As always, our sincere thank you to Oregon State University Open Source Lab for generously hosting our servers. Please donate to them to show your support. Similarly, thank you Atlassian for generously providing the license for running Confluence.

If this goes well, JIRA will follow suit.

Categories: Open Source

Good bye Java6

About two years ago, we bumped our runtime JRE requirement from Java5 to Java6. And so the time has come once again for us to finally move on to Java7. Because of all the new language features, many of us the developers really wanted to move right on to Java8, but after much discussion we settled to move to Java7 first and then to Java8.

So here is the plan:

  • Starting Jenkins 1.608, we start advertising that we will be moving on to Java7, which is why you are reading this.
  • Starting Jenkins 1.610 (2 weeks from now), we will ship so-called 51.0 class files that will only load on Java7+. This gives some more warnings to those who don't read our blog.
  • Unless we hear uproar from users, starting around 1.614 (6 weeks from now), core developers will start linking directly to new Java7 APIs. We will move on to servlet 3.0 at this time as well.
  • The current 1.596 line of LTS will remain compatible with Java6, and most likely the next LTS line will also remain compatible with Java6. So LTS users have additional 3 months before upgrading to Java7.

Java7 has more NIO improvements that allow us to do some file I/O in more portable manner. Similarly, servlet 3.0 will help us build more interactive UI.

Your Jenkins master and all the build slaves need to be running on Java7+. Similarly, those who are using the Maven2 job type must also run Maven with Java7+. However, this does not prevent you from using Jenkins to build your applications that are targeted to earlier versions of Java. According to our research, most platforms people run Jenkins on has been already shipping Java7 for quite some time now. But if you have a good reason why we shouldn't force everyone to Java7, please let us know ASAP.
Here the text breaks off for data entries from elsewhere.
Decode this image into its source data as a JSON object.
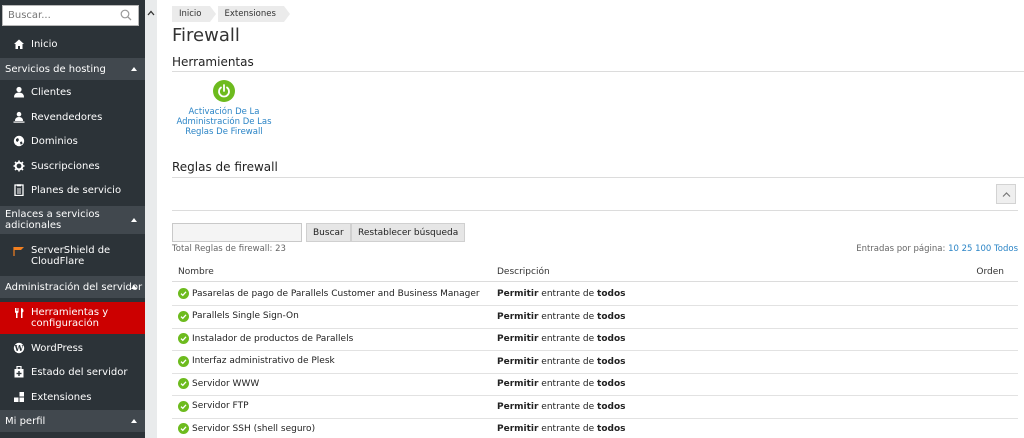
{
  "sidebar": {
    "search_placeholder": "Buscar...",
    "inicio": "Inicio",
    "sections": {
      "hosting": "Servicios de hosting",
      "enlaces": "Enlaces a servicios adicionales",
      "admin": "Administración del servidor",
      "perfil": "Mi perfil"
    },
    "items": {
      "clientes": "Clientes",
      "revendedores": "Revendedores",
      "dominios": "Dominios",
      "suscripciones": "Suscripciones",
      "planes": "Planes de servicio",
      "servershield": "ServerShield de CloudFlare",
      "herramientas": "Herramientas y configuración",
      "wordpress": "WordPress",
      "estado": "Estado del servidor",
      "extensiones": "Extensiones"
    },
    "accent_active": "#cc0000"
  },
  "breadcrumb": [
    "Inicio",
    "Extensiones"
  ],
  "page_title": "Firewall",
  "tools_section": {
    "title": "Herramientas",
    "tool_label": "Activación De La Administración De Las Reglas De Firewall"
  },
  "rules_section": {
    "title": "Reglas de firewall",
    "search_button": "Buscar",
    "reset_button": "Restablecer búsqueda",
    "total": "Total Reglas de firewall: 23",
    "perpage_label": "Entradas por página:",
    "perpage_options": "10 25 100 Todos",
    "columns": {
      "name": "Nombre",
      "description": "Descripción",
      "order": "Orden"
    },
    "desc_parts": {
      "verb": "Permitir",
      "middle": " entrante de ",
      "who": "todos"
    },
    "rows": [
      "Pasarelas de pago de Parallels Customer and Business Manager",
      "Parallels Single Sign-On",
      "Instalador de productos de Parallels",
      "Interfaz administrativo de Plesk",
      "Servidor WWW",
      "Servidor FTP",
      "Servidor SSH (shell seguro)"
    ]
  }
}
To put this into context, Oracle will not release updates to Java7 past April 2015. We have always recommended users to run the latest general release according to Oracle, which is currently Java8. As I said, I suspect we will be requiring Java8 pretty soon. So if you are still running Java6, you should definitely upgrade to Java8.

Categories: Open Source